“I'll give you an example: I've got Kenny Chesney's band in rehearsing at Soundcheck right now. There is a large rehearsal room at the Sommet Entertainment Center, and Kenny's people are putting the full production rig in that room and the band is rehearsing at Soundcheck. Once we get the production together, Kenny will come over, rehearse the band a few days and then go and do a full-production rehearsal. Well that full-production facility is closing and is going to turn into a 3,500-seat theater, so there will be no place for full-production rehearsals in Nashville anymore, and there were 100 days of full-production rehearsals in Nashville last year.
“When the Nashville Network closed, the soundstages that were there became office complexes, so there's only one real soundstage in Nashville now and that's the Opry House stage, and it stays so booked up with Grand Ole Opry Live and everything there that it's not really usable as a soundstage. We want to bring that to Soundcheck. We are purchasing the property, and in the process of doing that I just met with the new director of the Tennessee Film Commission and we're going to launch this project. And I hope to have it open within a year. That might be a little bit of progressive thinking, but I think it can be done.”
And while Jumper has these other projects steamrolling ahead, his main concern is keeping Soundcheck as busy and as first-class as possible — with the help of his longtime employees, who, to him, feel more like family. This past year, the facility has hosted Bon Jovi, Robert Plant and Alison Krauss, John Fogerty, Neil Young, Black Label Society, Elvis Costello, Hank Williams Jr., Mute Math and many other top-selling touring acts. “We've started creating a lot of interest because Nashville is such a cool place,” Jumper enthuses. “It has the amenities and restaurants that L.A. and New York have, but it's much easier to get into and get around, the hotels are cheaper and it's really the ‘Third Coast.’ It's a destination not just for country music, but for all musicians.”

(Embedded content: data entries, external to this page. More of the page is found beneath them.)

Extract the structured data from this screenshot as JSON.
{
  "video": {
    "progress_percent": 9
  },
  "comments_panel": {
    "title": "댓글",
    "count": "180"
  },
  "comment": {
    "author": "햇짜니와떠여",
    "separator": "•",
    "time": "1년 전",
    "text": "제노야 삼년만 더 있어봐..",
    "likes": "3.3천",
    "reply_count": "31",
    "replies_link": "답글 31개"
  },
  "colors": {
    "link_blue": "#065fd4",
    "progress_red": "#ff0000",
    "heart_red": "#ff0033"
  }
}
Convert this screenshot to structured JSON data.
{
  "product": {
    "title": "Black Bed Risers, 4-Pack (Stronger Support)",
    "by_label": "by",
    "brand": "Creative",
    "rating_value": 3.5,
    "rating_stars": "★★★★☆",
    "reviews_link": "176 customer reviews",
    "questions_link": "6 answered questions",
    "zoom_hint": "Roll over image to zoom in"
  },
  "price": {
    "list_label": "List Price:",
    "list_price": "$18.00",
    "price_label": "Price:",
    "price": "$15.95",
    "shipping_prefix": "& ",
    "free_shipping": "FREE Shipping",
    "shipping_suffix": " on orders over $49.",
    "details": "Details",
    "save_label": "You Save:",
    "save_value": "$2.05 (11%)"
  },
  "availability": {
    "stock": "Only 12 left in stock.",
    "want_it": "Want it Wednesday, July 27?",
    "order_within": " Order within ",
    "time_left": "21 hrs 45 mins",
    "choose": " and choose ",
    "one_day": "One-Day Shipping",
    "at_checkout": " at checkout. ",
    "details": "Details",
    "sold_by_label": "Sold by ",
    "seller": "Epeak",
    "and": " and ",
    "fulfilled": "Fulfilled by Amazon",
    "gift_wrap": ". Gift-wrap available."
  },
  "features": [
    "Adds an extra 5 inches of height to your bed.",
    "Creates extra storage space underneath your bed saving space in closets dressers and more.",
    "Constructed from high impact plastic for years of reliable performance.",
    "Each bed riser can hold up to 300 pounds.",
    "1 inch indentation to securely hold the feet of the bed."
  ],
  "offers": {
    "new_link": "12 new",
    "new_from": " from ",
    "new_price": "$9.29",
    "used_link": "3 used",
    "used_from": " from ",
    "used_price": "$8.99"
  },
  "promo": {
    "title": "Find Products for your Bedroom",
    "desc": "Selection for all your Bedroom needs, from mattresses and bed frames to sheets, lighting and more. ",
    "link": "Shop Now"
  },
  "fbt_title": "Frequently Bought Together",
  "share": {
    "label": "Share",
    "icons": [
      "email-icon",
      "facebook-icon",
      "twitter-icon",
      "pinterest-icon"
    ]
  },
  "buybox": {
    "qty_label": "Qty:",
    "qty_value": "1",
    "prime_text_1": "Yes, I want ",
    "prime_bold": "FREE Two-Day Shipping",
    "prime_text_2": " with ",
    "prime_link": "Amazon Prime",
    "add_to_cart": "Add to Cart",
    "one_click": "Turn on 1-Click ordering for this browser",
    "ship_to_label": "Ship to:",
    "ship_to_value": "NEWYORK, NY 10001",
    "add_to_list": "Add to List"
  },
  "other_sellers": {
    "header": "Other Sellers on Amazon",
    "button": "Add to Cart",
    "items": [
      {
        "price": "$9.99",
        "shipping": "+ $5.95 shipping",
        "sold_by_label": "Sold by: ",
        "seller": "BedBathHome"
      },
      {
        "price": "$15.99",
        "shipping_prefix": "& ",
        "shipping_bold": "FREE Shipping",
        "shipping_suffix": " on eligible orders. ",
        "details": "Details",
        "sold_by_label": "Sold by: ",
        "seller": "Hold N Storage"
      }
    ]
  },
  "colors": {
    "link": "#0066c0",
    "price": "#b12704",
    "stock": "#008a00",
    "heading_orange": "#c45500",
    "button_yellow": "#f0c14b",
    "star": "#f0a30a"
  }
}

Sarah Benzuly is the group managing editor for Mix, EM and Remix magazines.